● **What you need to do**
Please copy exactly the lines from the one containing "What data populates" to the end of the entries, both included, and nothing else. Omit every picture.

Page and application data records:

-.-.-

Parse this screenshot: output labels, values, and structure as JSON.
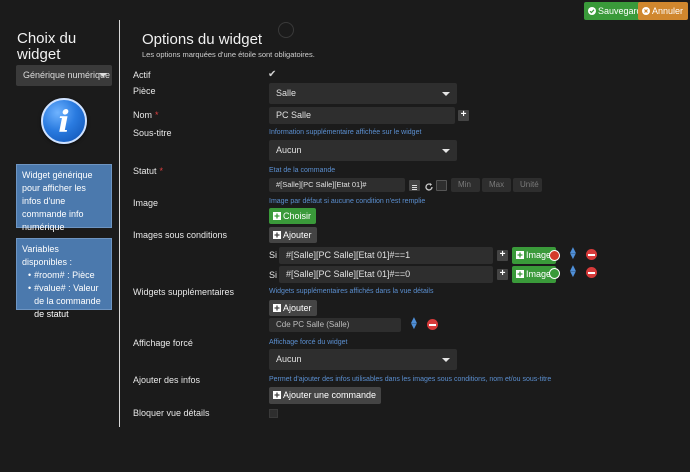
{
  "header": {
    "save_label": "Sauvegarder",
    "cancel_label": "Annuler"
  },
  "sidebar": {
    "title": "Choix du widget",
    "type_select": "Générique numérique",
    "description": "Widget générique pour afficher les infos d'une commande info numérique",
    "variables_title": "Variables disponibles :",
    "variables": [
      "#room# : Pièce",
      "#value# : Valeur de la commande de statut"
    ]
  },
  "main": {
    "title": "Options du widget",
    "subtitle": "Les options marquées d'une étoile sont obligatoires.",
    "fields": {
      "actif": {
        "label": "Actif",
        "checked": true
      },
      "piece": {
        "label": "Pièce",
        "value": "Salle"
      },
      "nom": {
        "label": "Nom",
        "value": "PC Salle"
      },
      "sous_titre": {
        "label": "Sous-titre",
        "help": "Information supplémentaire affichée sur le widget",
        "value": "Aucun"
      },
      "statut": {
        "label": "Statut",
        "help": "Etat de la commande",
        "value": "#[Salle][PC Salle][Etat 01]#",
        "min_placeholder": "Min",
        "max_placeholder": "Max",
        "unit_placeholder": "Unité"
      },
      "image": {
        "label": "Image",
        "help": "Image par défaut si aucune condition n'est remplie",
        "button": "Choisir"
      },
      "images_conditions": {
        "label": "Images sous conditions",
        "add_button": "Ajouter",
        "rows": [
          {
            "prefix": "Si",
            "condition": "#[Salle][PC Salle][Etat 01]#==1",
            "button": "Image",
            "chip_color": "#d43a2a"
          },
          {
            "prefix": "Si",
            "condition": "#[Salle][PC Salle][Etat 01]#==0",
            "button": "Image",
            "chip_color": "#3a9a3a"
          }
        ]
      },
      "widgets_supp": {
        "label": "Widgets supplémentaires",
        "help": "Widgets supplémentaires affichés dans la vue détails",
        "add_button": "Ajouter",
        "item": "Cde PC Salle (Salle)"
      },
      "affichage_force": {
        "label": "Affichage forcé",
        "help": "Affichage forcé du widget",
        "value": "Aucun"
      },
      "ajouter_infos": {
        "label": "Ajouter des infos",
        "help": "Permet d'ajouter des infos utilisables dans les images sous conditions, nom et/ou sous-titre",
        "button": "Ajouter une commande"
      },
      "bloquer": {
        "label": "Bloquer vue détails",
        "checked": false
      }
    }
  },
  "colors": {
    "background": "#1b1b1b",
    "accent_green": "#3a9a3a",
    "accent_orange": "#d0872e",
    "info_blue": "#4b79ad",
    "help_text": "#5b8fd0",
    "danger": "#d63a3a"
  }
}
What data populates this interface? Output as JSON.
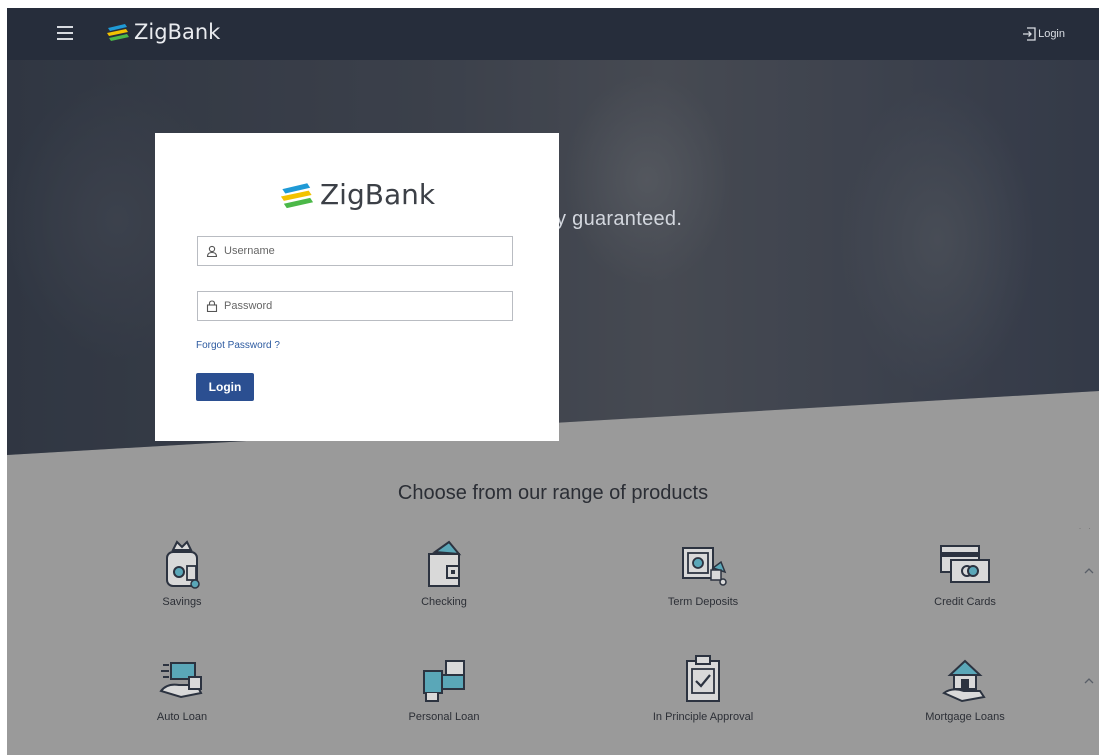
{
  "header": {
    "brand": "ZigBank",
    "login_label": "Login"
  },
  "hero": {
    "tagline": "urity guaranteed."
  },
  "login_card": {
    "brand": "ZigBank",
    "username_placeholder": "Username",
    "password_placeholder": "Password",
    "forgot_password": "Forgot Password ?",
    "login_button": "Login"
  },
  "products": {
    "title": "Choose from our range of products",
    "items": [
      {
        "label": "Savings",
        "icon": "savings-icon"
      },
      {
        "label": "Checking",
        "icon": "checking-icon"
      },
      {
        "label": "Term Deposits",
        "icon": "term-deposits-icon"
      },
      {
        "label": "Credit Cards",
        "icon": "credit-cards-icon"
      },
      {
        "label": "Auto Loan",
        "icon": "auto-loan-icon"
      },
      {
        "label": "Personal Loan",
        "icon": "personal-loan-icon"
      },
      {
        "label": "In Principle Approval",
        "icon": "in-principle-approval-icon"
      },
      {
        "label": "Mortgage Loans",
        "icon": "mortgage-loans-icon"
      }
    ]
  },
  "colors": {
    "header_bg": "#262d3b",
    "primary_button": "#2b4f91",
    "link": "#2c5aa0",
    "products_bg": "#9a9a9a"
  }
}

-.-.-

● **Expected answer**
What data populates this interface? Output as JSON.
{
  "header": {
    "brand": "ZigBank",
    "login_label": "Login"
  },
  "hero": {
    "tagline": "urity guaranteed."
  },
  "login_card": {
    "brand": "ZigBank",
    "username_placeholder": "Username",
    "password_placeholder": "Password",
    "forgot_password": "Forgot Password ?",
    "login_button": "Login"
  },
  "products": {
    "title": "Choose from our range of products",
    "items": [
      {
        "label": "Savings",
        "icon": "savings-icon"
      },
      {
        "label": "Checking",
        "icon": "checking-icon"
      },
      {
        "label": "Term Deposits",
        "icon": "term-deposits-icon"
      },
      {
        "label": "Credit Cards",
        "icon": "credit-cards-icon"
      },
      {
        "label": "Auto Loan",
        "icon": "auto-loan-icon"
      },
      {
        "label": "Personal Loan",
        "icon": "personal-loan-icon"
      },
      {
        "label": "In Principle Approval",
        "icon": "in-principle-approval-icon"
      },
      {
        "label": "Mortgage Loans",
        "icon": "mortgage-loans-icon"
      }
    ]
  },
  "colors": {
    "header_bg": "#262d3b",
    "primary_button": "#2b4f91",
    "link": "#2c5aa0",
    "products_bg": "#9a9a9a"
  }
}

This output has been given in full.